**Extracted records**
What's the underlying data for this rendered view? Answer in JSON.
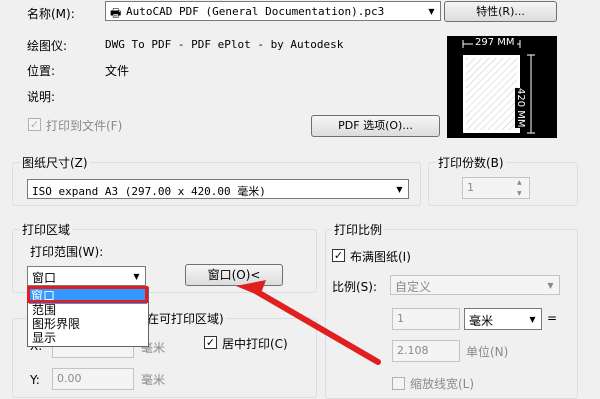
{
  "printer": {
    "name_label": "名称(M):",
    "name_value": "AutoCAD PDF (General Documentation).pc3",
    "properties_button": "特性(R)...",
    "plotter_label": "绘图仪:",
    "plotter_value": "DWG To PDF - PDF ePlot - by Autodesk",
    "where_label": "位置:",
    "where_value": "文件",
    "desc_label": "说明:",
    "print_to_file": "打印到文件(F)",
    "pdf_options_button": "PDF 选项(O)..."
  },
  "preview": {
    "width_label": "297 MM",
    "height_label": "420 MM"
  },
  "paper_size": {
    "title": "图纸尺寸(Z)",
    "value": "ISO expand A3 (297.00 x 420.00 毫米)"
  },
  "copies": {
    "title": "打印份数(B)",
    "value": "1"
  },
  "plot_area": {
    "title": "打印区域",
    "range_label": "打印范围(W):",
    "range_value": "窗口",
    "window_button": "窗口(O)<",
    "options": [
      "窗口",
      "范围",
      "图形界限",
      "显示"
    ]
  },
  "offset": {
    "title_fragment": "在可打印区域)",
    "x_label": "X:",
    "x_unit": "毫米",
    "y_label": "Y:",
    "y_value": "0.00",
    "y_unit": "毫米",
    "center_label": "居中打印(C)"
  },
  "scale": {
    "title": "打印比例",
    "fit_label": "布满图纸(I)",
    "scale_label": "比例(S):",
    "scale_value": "自定义",
    "num_value": "1",
    "unit_value": "毫米",
    "equals": "=",
    "denom_value": "2.108",
    "denom_unit": "单位(N)",
    "lineweight_label": "缩放线宽(L)"
  },
  "colors": {
    "highlight_red": "#e02020",
    "selection_blue": "#3399ff"
  }
}
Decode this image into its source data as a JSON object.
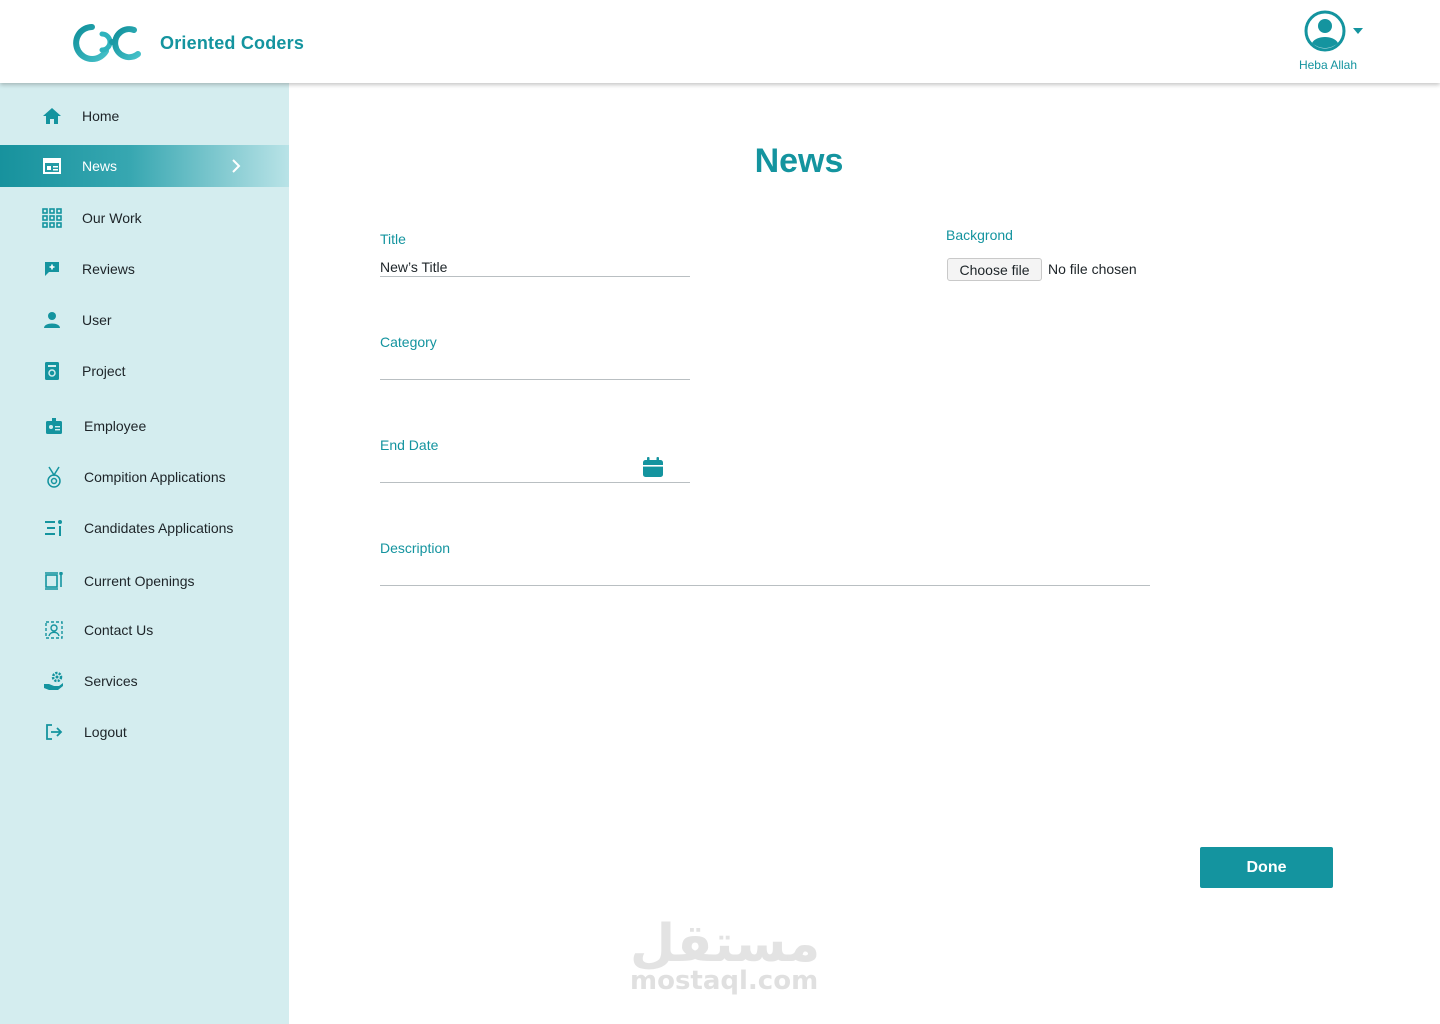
{
  "brand": {
    "name": "Oriented Coders",
    "accent": "#14949f",
    "sidebar_bg": "#d4edef"
  },
  "user": {
    "name": "Heba Allah",
    "icon": "user-circle-icon"
  },
  "sidebar": {
    "items": [
      {
        "label": "Home",
        "icon": "home-icon"
      },
      {
        "label": "News",
        "icon": "news-icon",
        "active": true
      },
      {
        "label": "Our Work",
        "icon": "grid-icon"
      },
      {
        "label": "Reviews",
        "icon": "review-icon"
      },
      {
        "label": "User",
        "icon": "user-icon"
      },
      {
        "label": "Project",
        "icon": "project-icon"
      },
      {
        "label": "Employee",
        "icon": "employee-badge-icon"
      },
      {
        "label": "Compition Applications",
        "icon": "medal-icon"
      },
      {
        "label": "Candidates Applications",
        "icon": "candidates-list-icon"
      },
      {
        "label": "Current Openings",
        "icon": "openings-icon"
      },
      {
        "label": "Contact Us",
        "icon": "contact-icon"
      },
      {
        "label": "Services",
        "icon": "service-hand-icon"
      },
      {
        "label": "Logout",
        "icon": "logout-icon"
      }
    ]
  },
  "main": {
    "title": "News",
    "form": {
      "title_label": "Title",
      "title_value": "New’s Title",
      "category_label": "Category",
      "category_value": "",
      "end_date_label": "End Date",
      "end_date_value": "",
      "description_label": "Description",
      "description_value": "",
      "background_label": "Backgrond",
      "file_button": "Choose file",
      "file_status": "No file chosen"
    },
    "done_label": "Done"
  },
  "watermark": {
    "arabic": "مستقل",
    "latin": "mostaql.com"
  }
}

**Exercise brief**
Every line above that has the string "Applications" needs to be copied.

**Reply**
        "label": "Compition Applications",
        "label": "Candidates Applications",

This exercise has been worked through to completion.